Listed records Start Marker
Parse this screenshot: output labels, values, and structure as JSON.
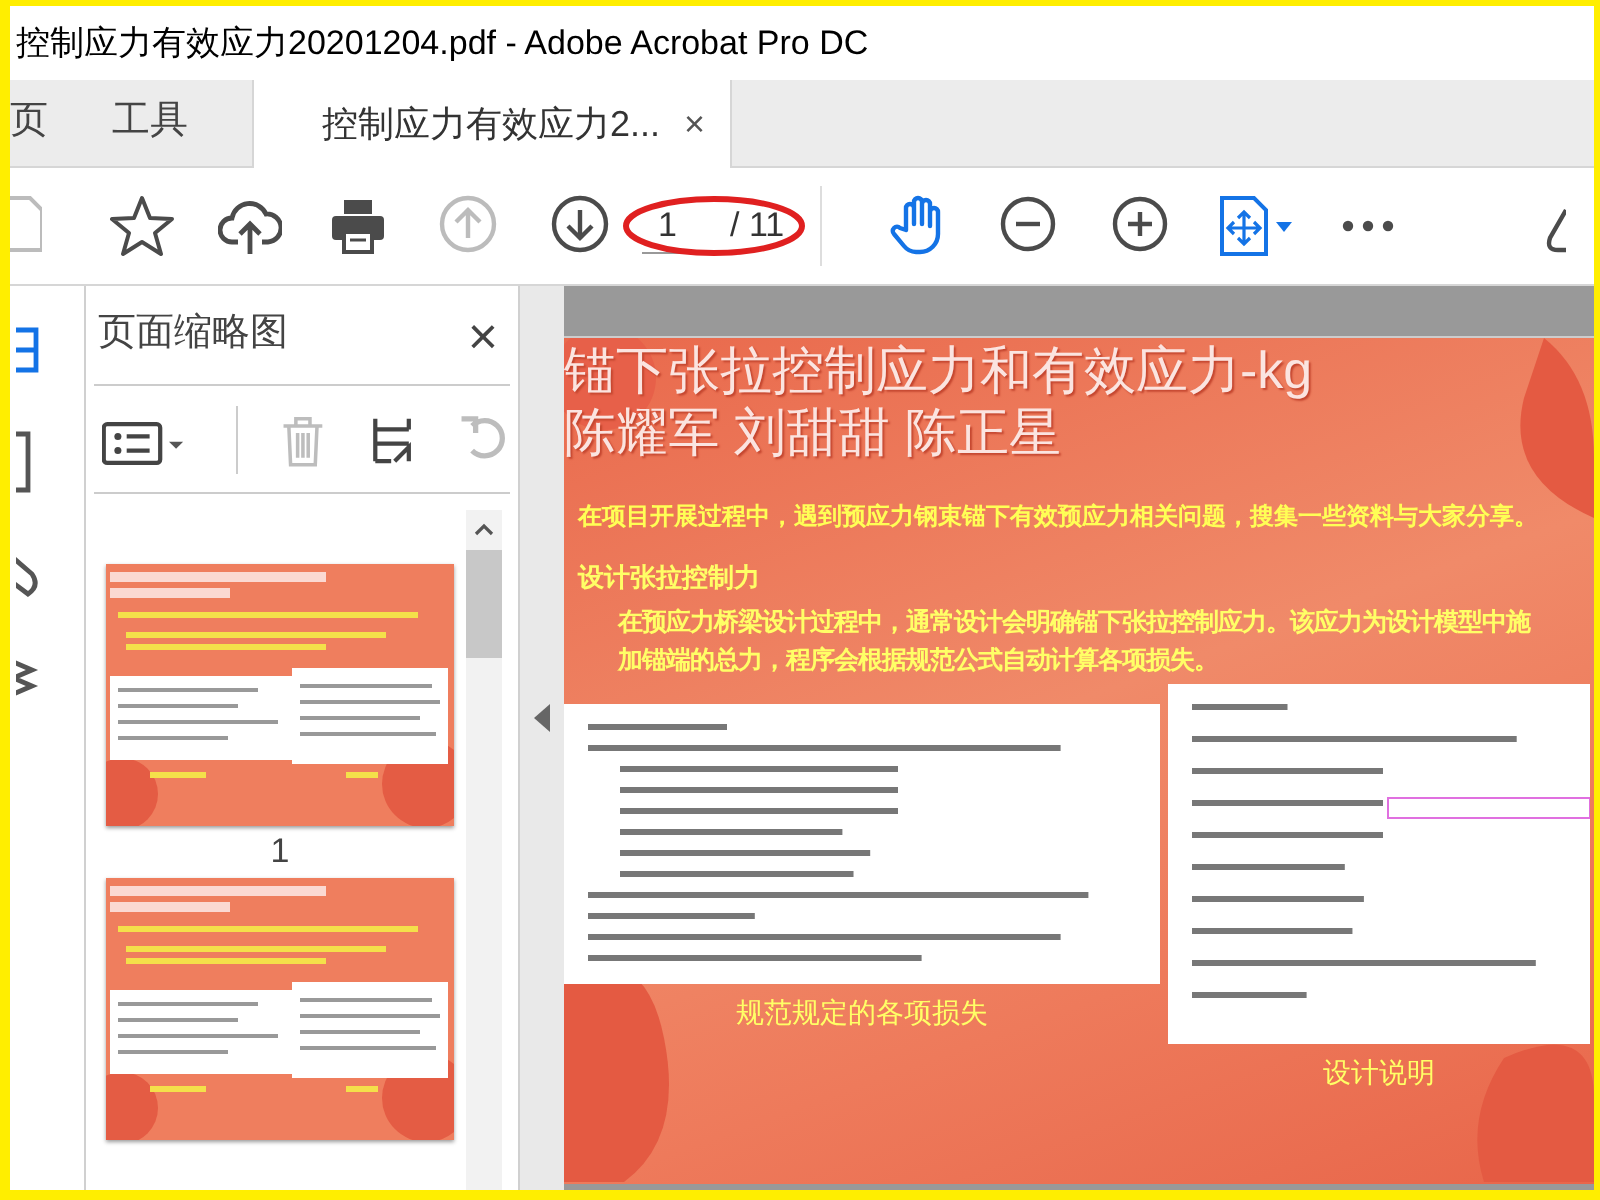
{
  "window": {
    "title": "控制应力有效应力20201204.pdf - Adobe Acrobat Pro DC"
  },
  "tabs": [
    {
      "label": "页",
      "selected": false
    },
    {
      "label": "工具",
      "selected": false
    },
    {
      "label": "控制应力有效应力2...",
      "selected": true,
      "close": "×"
    }
  ],
  "toolbar": {
    "buttons": [
      {
        "kind": "page",
        "disabled": true
      },
      {
        "kind": "star",
        "disabled": false
      },
      {
        "kind": "upload",
        "disabled": false
      },
      {
        "kind": "print",
        "disabled": false
      },
      {
        "kind": "prev",
        "disabled": true
      },
      {
        "kind": "next",
        "disabled": false
      },
      {
        "kind": "hand",
        "disabled": false
      },
      {
        "kind": "zoom-out",
        "disabled": false
      },
      {
        "kind": "zoom-in",
        "disabled": false
      },
      {
        "kind": "fit",
        "disabled": false
      },
      {
        "kind": "more",
        "disabled": false
      },
      {
        "kind": "pen",
        "disabled": false
      }
    ],
    "page_number": "1",
    "page_total": "/ 11"
  },
  "rail": [
    {
      "kind": "thumbnails",
      "selected": true
    },
    {
      "kind": "bookmark",
      "selected": false
    },
    {
      "kind": "attachment",
      "selected": false
    },
    {
      "kind": "layers",
      "selected": false
    }
  ],
  "panel": {
    "title": "页面缩略图",
    "close": "×",
    "tools": [
      {
        "kind": "options",
        "disabled": false
      },
      {
        "kind": "delete",
        "disabled": true
      },
      {
        "kind": "crop",
        "disabled": false
      },
      {
        "kind": "rotate",
        "disabled": true
      }
    ],
    "thumbnails": [
      {
        "kind": "slide",
        "label": "1"
      },
      {
        "kind": "slide"
      }
    ]
  },
  "page": {
    "title_lines": [
      "锚下张拉控制应力和有效应力-kg",
      "陈耀军 刘甜甜 陈正星"
    ],
    "intro": "在项目开展过程中，遇到预应力钢束锚下有效预应力相关问题，搜集一些资料与大家分享。",
    "heading": "设计张拉控制力",
    "paragraph": "在预应力桥梁设计过程中，通常设计会明确锚下张拉控制应力。该应力为设计模型中施加锚端的总力，程序会根据规范公式自动计算各项损失。",
    "figures": [
      {
        "kind": "picture",
        "caption": "规范规定的各项损失"
      },
      {
        "kind": "picture",
        "caption": "设计说明"
      }
    ]
  }
}
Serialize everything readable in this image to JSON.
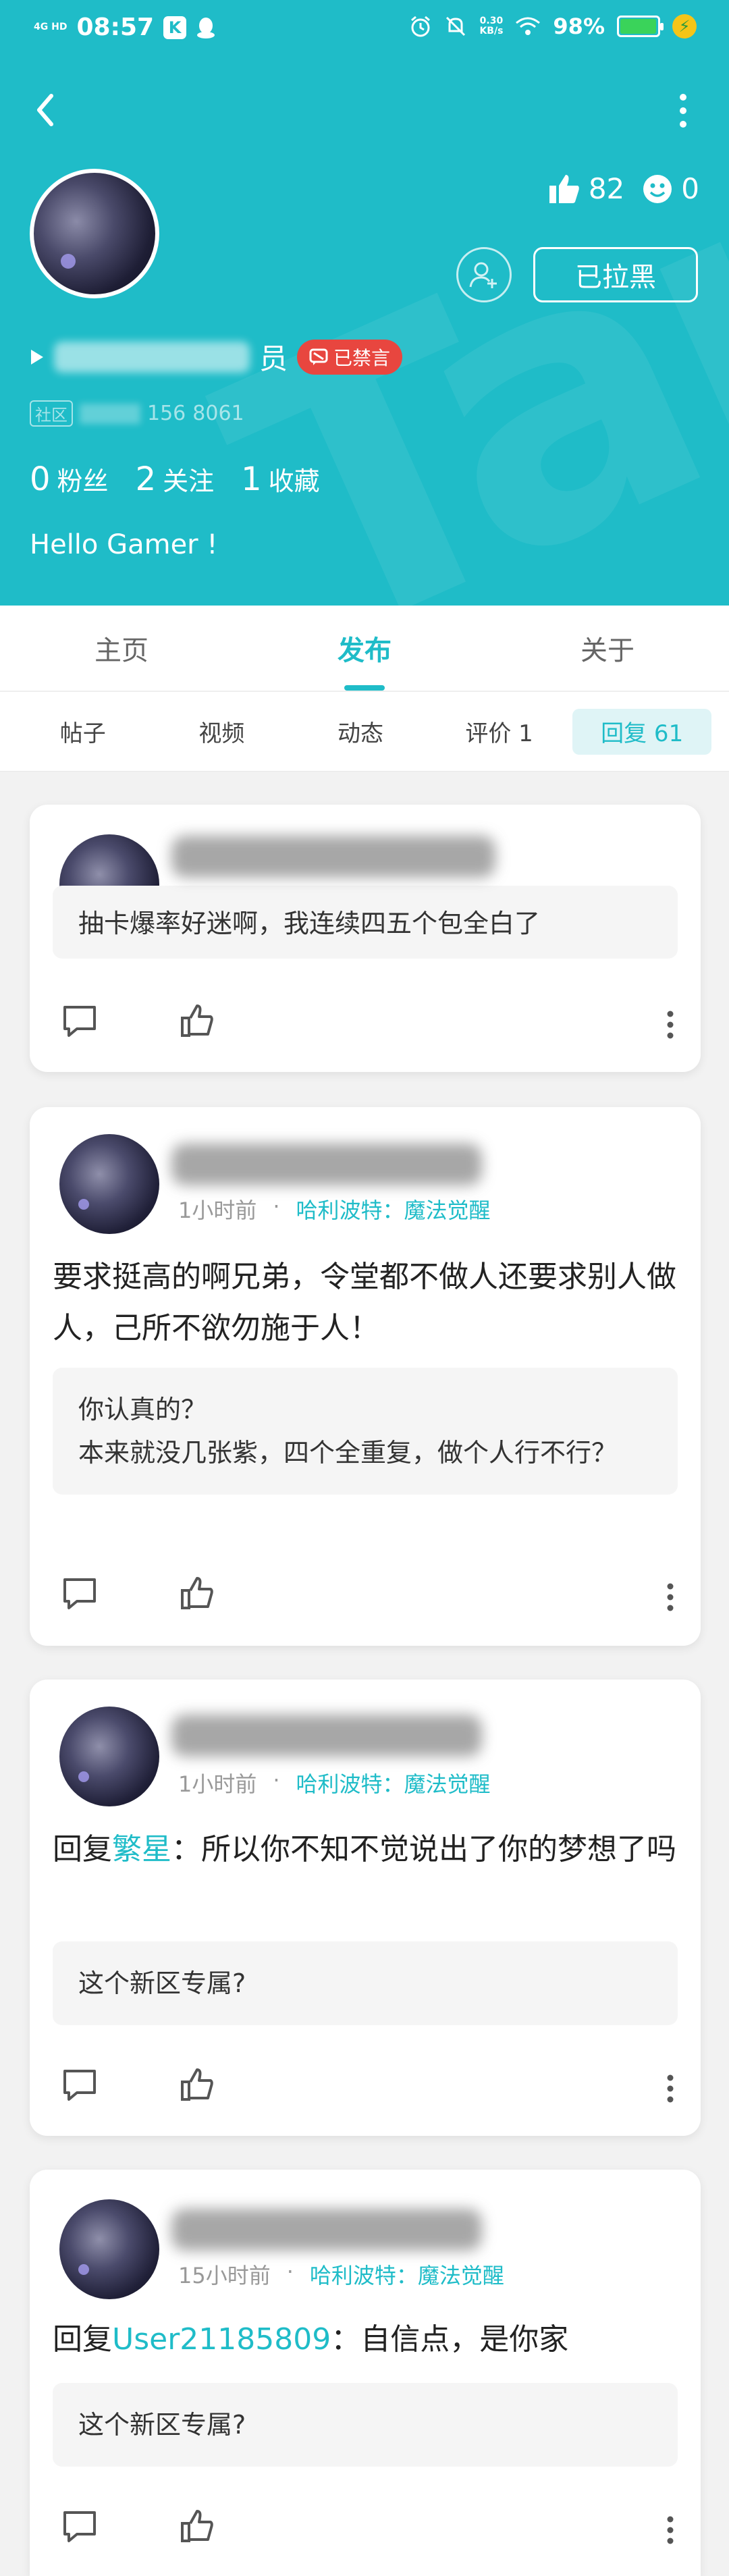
{
  "status_bar": {
    "network": "4G HD",
    "time": "08:57",
    "k_icon": "K",
    "speed_value": "0.30",
    "speed_unit": "KB/s",
    "battery": "98%",
    "battery_level": 0.98
  },
  "profile": {
    "likes": "82",
    "smiles": "0",
    "blocked_label": "已拉黑",
    "name_suffix": "员",
    "banned_label": "已禁言",
    "id_chip": "社区",
    "id_visible": "156",
    "id_tail": "8061",
    "fans_count": "0",
    "fans_label": "粉丝",
    "following_count": "2",
    "following_label": "关注",
    "favorites_count": "1",
    "favorites_label": "收藏",
    "bio": "Hello Gamer !"
  },
  "tabs": {
    "main": [
      "主页",
      "发布",
      "关于"
    ],
    "active_main": "发布",
    "sub": [
      "帖子",
      "视频",
      "动态",
      "评价 1",
      "回复 61"
    ],
    "active_sub": "回复 61"
  },
  "posts": [
    {
      "text_line": "抽卡爆率好迷啊，我连续四五个包全白了"
    },
    {
      "time": "1小时前",
      "game": "哈利波特：魔法觉醒",
      "text": "要求挺高的啊兄弟，令堂都不做人还要求别人做人，己所不欲勿施于人！",
      "quote_line1": "你认真的？",
      "quote_line2": "本来就没几张紫，四个全重复，做个人行不行？"
    },
    {
      "time": "1小时前",
      "game": "哈利波特：魔法觉醒",
      "reply_prefix": "回复",
      "reply_to": "繁星",
      "text": "：所以你不知不觉说出了你的梦想了吗",
      "quote": "这个新区专属?"
    },
    {
      "time": "15小时前",
      "game": "哈利波特：魔法觉醒",
      "reply_prefix": "回复",
      "reply_to": "User21185809",
      "text": "：自信点，是你家",
      "quote": "这个新区专属?"
    }
  ],
  "colors": {
    "accent": "#1fbcc8",
    "banned": "#e8463f",
    "background": "#f2f2f2"
  }
}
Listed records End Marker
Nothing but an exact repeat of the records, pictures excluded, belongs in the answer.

■ Solution below
Parse this screenshot: output labels, values, and structure as JSON.
{
  "window": {
    "title": "控制应力有效应力20201204.pdf - Adobe Acrobat Pro DC"
  },
  "tabs": [
    {
      "label": "页",
      "selected": false
    },
    {
      "label": "工具",
      "selected": false
    },
    {
      "label": "控制应力有效应力2...",
      "selected": true,
      "close": "×"
    }
  ],
  "toolbar": {
    "buttons": [
      {
        "kind": "page",
        "disabled": true
      },
      {
        "kind": "star",
        "disabled": false
      },
      {
        "kind": "upload",
        "disabled": false
      },
      {
        "kind": "print",
        "disabled": false
      },
      {
        "kind": "prev",
        "disabled": true
      },
      {
        "kind": "next",
        "disabled": false
      },
      {
        "kind": "hand",
        "disabled": false
      },
      {
        "kind": "zoom-out",
        "disabled": false
      },
      {
        "kind": "zoom-in",
        "disabled": false
      },
      {
        "kind": "fit",
        "disabled": false
      },
      {
        "kind": "more",
        "disabled": false
      },
      {
        "kind": "pen",
        "disabled": false
      }
    ],
    "page_number": "1",
    "page_total": "/ 11"
  },
  "rail": [
    {
      "kind": "thumbnails",
      "selected": true
    },
    {
      "kind": "bookmark",
      "selected": false
    },
    {
      "kind": "attachment",
      "selected": false
    },
    {
      "kind": "layers",
      "selected": false
    }
  ],
  "panel": {
    "title": "页面缩略图",
    "close": "×",
    "tools": [
      {
        "kind": "options",
        "disabled": false
      },
      {
        "kind": "delete",
        "disabled": true
      },
      {
        "kind": "crop",
        "disabled": false
      },
      {
        "kind": "rotate",
        "disabled": true
      }
    ],
    "thumbnails": [
      {
        "kind": "slide",
        "label": "1"
      },
      {
        "kind": "slide"
      }
    ]
  },
  "page": {
    "title_lines": [
      "锚下张拉控制应力和有效应力-kg",
      "陈耀军 刘甜甜 陈正星"
    ],
    "intro": "在项目开展过程中，遇到预应力钢束锚下有效预应力相关问题，搜集一些资料与大家分享。",
    "heading": "设计张拉控制力",
    "paragraph": "在预应力桥梁设计过程中，通常设计会明确锚下张拉控制应力。该应力为设计模型中施加锚端的总力，程序会根据规范公式自动计算各项损失。",
    "figures": [
      {
        "kind": "picture",
        "caption": "规范规定的各项损失"
      },
      {
        "kind": "picture",
        "caption": "设计说明"
      }
    ]
  }
}
Serialize everything readable in this image to JSON.
{
  "status_bar": {
    "network": "4G HD",
    "time": "08:57",
    "k_icon": "K",
    "speed_value": "0.30",
    "speed_unit": "KB/s",
    "battery": "98%",
    "battery_level": 0.98
  },
  "profile": {
    "likes": "82",
    "smiles": "0",
    "blocked_label": "已拉黑",
    "name_suffix": "员",
    "banned_label": "已禁言",
    "id_chip": "社区",
    "id_visible": "156",
    "id_tail": "8061",
    "fans_count": "0",
    "fans_label": "粉丝",
    "following_count": "2",
    "following_label": "关注",
    "favorites_count": "1",
    "favorites_label": "收藏",
    "bio": "Hello Gamer !"
  },
  "tabs": {
    "main": [
      "主页",
      "发布",
      "关于"
    ],
    "active_main": "发布",
    "sub": [
      "帖子",
      "视频",
      "动态",
      "评价 1",
      "回复 61"
    ],
    "active_sub": "回复 61"
  },
  "posts": [
    {
      "text_line": "抽卡爆率好迷啊，我连续四五个包全白了"
    },
    {
      "time": "1小时前",
      "game": "哈利波特：魔法觉醒",
      "text": "要求挺高的啊兄弟，令堂都不做人还要求别人做人，己所不欲勿施于人！",
      "quote_line1": "你认真的？",
      "quote_line2": "本来就没几张紫，四个全重复，做个人行不行？"
    },
    {
      "time": "1小时前",
      "game": "哈利波特：魔法觉醒",
      "reply_prefix": "回复",
      "reply_to": "繁星",
      "text": "：所以你不知不觉说出了你的梦想了吗",
      "quote": "这个新区专属?"
    },
    {
      "time": "15小时前",
      "game": "哈利波特：魔法觉醒",
      "reply_prefix": "回复",
      "reply_to": "User21185809",
      "text": "：自信点，是你家",
      "quote": "这个新区专属?"
    }
  ],
  "colors": {
    "accent": "#1fbcc8",
    "banned": "#e8463f",
    "background": "#f2f2f2"
  }
}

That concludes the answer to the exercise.